The Dog  

The first step in becoming certified as a therapy dog is to become CGC (Canine Good Companion) certified. Dogs are evaluated by a CGC evaluator and if they pass the evaluation, are eligible for testing as a therapy dog. Different organizations have different test criteria which can include: basic obedience; walking on a loose leash; negotiating crowds; response to sudden noises; and negotiating wheel chairs, walkers, canes, beds and so forth. They’re tested in areas that they’ll likely encounter during their visits.

Since dogs are highly sensitive to the feelings of others, visits can be stressful and drain the dog emotionally. Organizations involved in therapy animals will have guidelines that if followed, helps prevent the dog from becoming overwhelmed, and in time, burned out from their therapy work. Again, the dog’s welfare comes first.

As for visits, mine are not timed –as much as possible that is. I give each client the amount of time they want to spend with my dogs. Special circumstances such as a hospice visit or a visit with family members present may be much longer, but I will also give my dog a break. I never take Sophie or Elvis for a full day of visiting, rather I take one dog on the morning visits and the other on afternoon visits. I also limit my visits to monthly unless otherwise requested.

The READ program

The R.E.A.D. (Reading Education Assistance Dogs) program is an additional certification in which therapy dogs are used to help children learn to read. Dogs involved in the R.E.A.D. program require three certifications: CGC, THD, and R.E.A.D. This has been found to be a very effective type of therapy since dogs possess qualities that we humans don’t seem to have, even with our best intentions.

R.E.A.D. programs have adopted by schools, libraries, and other settings. These programs have not only been shown to improve children’s literacy and communication skills, but studies have shown that children of R.E.A.D. programs improve in other subjects, their school attendance improves, and even personal hygiene improves.
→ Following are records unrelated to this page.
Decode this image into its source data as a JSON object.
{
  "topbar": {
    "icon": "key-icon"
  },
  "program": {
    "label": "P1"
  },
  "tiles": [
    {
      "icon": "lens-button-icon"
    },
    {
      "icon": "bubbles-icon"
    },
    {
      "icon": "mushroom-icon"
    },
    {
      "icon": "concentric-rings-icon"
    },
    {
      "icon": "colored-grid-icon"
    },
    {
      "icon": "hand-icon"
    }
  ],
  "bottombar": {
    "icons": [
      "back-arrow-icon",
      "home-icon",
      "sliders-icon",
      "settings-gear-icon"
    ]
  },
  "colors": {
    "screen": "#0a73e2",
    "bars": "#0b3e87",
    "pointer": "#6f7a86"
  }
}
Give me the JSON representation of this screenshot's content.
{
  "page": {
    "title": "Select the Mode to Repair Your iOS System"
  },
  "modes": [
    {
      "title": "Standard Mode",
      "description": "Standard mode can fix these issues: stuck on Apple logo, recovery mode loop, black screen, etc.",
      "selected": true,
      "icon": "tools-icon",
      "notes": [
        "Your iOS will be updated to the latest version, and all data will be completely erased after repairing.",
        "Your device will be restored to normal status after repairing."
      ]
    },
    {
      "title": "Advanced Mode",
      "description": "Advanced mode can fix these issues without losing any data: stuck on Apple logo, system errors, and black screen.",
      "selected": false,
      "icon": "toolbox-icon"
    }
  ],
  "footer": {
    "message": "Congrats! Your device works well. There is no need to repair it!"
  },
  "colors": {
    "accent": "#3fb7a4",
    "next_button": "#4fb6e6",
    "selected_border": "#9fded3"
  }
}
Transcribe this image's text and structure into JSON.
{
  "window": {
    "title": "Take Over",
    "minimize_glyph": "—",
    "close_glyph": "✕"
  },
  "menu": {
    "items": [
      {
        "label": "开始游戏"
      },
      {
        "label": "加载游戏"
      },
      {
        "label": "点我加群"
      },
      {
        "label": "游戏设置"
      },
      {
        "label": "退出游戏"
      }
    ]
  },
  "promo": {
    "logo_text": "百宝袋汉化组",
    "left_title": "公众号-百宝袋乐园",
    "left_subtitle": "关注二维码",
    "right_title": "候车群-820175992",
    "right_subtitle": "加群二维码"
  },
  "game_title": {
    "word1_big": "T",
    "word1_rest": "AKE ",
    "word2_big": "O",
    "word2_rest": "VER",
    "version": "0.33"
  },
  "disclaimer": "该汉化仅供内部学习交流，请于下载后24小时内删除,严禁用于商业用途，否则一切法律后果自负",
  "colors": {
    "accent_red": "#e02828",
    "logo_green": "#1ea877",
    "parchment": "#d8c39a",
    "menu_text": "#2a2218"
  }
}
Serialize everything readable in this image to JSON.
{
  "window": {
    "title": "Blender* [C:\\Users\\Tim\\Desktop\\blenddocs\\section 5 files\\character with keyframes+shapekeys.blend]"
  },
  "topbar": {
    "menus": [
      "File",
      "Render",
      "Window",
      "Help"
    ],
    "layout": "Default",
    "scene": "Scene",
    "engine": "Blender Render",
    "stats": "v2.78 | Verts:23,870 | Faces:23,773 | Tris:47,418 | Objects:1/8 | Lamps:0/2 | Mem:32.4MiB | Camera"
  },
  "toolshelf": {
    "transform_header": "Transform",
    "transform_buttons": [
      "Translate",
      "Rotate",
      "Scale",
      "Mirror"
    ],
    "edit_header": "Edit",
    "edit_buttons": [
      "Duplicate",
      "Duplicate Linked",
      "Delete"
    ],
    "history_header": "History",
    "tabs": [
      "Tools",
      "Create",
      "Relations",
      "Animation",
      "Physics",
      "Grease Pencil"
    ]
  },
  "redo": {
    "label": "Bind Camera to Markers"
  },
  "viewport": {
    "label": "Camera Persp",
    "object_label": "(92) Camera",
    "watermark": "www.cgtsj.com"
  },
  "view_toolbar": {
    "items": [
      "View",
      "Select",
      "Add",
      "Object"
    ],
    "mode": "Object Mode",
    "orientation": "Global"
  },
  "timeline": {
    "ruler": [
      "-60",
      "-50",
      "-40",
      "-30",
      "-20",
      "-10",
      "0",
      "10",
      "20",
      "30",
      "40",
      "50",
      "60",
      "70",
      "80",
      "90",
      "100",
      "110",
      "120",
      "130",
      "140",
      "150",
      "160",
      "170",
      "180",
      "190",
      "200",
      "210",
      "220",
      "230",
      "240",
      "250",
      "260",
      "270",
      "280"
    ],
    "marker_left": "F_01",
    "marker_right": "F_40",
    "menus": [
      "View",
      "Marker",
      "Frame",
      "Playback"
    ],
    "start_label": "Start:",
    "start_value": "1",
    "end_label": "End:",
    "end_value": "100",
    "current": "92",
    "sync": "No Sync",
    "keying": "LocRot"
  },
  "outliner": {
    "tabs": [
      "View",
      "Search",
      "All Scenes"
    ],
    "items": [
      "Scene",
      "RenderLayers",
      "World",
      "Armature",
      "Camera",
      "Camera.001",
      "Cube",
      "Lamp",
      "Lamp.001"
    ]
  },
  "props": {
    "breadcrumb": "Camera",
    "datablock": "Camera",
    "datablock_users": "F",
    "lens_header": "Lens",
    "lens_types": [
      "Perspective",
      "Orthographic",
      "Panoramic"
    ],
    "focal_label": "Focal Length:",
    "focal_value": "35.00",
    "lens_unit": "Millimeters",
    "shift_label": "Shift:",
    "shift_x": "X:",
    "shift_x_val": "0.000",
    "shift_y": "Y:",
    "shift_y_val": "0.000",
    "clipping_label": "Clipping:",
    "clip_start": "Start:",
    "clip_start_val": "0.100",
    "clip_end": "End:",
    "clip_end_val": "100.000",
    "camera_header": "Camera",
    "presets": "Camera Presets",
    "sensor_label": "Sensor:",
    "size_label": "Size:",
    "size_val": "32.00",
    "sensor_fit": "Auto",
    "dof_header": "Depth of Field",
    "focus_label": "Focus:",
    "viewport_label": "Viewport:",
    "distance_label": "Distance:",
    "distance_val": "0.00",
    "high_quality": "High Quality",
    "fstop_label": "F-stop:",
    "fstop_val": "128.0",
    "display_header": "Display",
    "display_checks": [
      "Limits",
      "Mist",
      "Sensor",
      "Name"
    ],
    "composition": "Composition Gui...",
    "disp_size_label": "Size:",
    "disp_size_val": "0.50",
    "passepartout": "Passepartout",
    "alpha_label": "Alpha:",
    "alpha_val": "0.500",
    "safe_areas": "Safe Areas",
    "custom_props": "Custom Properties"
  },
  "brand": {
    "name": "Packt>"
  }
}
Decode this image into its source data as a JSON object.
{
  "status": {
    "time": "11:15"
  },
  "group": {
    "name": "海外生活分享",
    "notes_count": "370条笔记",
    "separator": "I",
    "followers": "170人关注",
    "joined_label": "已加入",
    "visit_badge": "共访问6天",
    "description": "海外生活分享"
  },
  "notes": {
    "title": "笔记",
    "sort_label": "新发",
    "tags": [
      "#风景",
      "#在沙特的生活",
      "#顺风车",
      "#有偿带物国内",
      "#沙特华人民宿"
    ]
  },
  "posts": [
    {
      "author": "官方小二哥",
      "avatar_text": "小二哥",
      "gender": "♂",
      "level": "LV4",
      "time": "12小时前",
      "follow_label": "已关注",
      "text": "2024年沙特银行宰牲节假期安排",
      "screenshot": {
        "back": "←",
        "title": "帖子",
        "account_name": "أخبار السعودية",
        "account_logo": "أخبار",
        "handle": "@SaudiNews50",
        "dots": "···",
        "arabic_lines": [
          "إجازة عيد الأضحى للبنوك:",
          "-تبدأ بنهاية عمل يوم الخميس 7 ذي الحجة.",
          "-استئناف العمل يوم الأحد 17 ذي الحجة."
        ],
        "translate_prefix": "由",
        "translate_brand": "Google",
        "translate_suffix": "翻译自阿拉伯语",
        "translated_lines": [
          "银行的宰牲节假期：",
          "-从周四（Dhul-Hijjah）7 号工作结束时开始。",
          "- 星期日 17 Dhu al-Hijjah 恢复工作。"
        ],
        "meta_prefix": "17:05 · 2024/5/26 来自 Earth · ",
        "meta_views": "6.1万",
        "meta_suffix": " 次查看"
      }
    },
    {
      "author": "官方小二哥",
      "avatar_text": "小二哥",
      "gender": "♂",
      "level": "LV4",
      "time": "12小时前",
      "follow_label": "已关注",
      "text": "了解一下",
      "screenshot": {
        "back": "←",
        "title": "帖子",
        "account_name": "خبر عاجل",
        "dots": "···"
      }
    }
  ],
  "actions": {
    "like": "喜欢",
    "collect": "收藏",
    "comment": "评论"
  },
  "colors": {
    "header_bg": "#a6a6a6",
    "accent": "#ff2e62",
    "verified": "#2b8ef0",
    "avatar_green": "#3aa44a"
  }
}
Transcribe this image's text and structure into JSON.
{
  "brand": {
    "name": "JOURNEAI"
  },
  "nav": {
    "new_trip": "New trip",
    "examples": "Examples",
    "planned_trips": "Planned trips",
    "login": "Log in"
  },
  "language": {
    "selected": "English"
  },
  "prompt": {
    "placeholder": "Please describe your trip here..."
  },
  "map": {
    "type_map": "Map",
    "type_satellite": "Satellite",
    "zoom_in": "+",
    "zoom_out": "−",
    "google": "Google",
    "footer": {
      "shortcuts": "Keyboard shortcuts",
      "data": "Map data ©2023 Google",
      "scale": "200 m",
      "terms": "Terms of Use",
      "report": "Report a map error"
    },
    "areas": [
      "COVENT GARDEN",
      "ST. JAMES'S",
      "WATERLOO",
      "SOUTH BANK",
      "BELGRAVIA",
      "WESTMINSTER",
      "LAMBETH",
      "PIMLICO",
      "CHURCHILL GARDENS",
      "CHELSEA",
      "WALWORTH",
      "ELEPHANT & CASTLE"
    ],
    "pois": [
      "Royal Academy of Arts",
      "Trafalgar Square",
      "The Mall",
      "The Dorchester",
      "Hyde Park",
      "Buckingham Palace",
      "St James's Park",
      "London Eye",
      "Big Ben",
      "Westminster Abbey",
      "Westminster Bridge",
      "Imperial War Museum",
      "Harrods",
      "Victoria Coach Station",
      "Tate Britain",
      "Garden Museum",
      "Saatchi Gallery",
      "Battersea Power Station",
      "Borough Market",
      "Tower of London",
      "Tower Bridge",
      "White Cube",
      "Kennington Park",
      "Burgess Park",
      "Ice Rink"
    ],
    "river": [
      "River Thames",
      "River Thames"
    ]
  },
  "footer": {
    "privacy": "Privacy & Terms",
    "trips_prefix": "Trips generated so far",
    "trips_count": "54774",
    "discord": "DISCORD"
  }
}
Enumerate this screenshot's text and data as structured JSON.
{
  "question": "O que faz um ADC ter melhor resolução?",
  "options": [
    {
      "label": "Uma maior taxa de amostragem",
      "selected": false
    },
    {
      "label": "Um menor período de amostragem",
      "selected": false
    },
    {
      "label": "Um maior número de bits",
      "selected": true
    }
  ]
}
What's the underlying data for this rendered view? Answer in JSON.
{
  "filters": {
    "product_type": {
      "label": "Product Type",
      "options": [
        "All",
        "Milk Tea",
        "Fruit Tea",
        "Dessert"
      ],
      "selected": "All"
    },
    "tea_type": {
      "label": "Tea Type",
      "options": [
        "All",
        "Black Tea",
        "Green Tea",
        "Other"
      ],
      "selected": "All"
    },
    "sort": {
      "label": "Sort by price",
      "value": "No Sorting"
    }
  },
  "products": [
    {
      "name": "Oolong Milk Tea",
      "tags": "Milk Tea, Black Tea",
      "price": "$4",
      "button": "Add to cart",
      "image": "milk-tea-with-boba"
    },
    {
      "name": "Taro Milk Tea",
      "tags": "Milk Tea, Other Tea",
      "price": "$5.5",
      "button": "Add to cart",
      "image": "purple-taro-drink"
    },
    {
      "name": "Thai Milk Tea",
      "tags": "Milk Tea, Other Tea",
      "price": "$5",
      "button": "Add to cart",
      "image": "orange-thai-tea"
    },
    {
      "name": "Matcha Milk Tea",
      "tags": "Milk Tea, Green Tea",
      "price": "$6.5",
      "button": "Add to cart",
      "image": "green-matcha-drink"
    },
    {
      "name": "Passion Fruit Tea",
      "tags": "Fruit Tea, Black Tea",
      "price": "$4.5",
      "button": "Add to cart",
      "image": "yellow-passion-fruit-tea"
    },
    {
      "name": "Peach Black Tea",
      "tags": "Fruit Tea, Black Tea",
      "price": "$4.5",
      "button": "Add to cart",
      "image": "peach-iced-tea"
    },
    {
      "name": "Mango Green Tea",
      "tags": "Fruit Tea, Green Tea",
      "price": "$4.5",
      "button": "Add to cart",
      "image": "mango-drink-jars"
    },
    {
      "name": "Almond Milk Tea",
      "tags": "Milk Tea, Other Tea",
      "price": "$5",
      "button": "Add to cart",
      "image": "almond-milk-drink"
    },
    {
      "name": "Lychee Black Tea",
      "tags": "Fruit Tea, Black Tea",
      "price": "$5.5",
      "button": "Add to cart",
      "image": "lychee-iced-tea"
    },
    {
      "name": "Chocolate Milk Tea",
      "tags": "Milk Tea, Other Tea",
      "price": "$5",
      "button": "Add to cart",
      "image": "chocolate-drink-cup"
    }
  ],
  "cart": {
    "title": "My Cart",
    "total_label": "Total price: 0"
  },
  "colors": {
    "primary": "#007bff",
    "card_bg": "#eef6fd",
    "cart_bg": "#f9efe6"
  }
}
So hopefully this has shed a little light on the important role that therapy and R.E.A.D dogs play in the lives of those who need their companionship. Hopefully it garners just a little more appreciation for their service, should you see a dog at work. And hopefully it will encourage others to participate in this type of service, whether you have a dog like Sophie who has retired from hunting and needs a retirement job, or Elvis who is still in his prime and is a natural at it.

Happy Birthday Elvis and Dakota

 

Elvis, Doc, Mia, Dakota, and Sophie wait to eat their roast beef sandwiches and tater tots.

Elvis, Doc, Mia, Dakota, and Sophie wait to eat their roast beef sandwiches and tater tots.

February marks Elvis’ 6th birthday and Dakota’s 10th. So in celebration of their birthdays, everyone got grilled roast beef sandwiches and tater tots. Happy birthday to all the Rock’n’Roll litter!

Everybody digs into their birthday treat.

Everybody digs into their birthday treat.

Training in the wind

Mia on point

Mia on point

Last week I worked with the guys on a little steadiness and honoring and this Saturday put Doc and Mia on some birds in the pasture. In spite of a heavy wind that prompted a warning, it was warm and sunny so I couldn’t turn down the chance to train.

Doc on a nice point

Doc on a nice point

They both did well in spite of the wind, but there are a couple of things we need to work on. Mia needs to have a little more confidence in herself when it comes to pointing, and Doc has a tendency to catwalk when he comes onto a scent.

Mia is steady as the bird flushes and flies off

Mia is steady as the bird flushes and flies off

Doc on point

Doc on point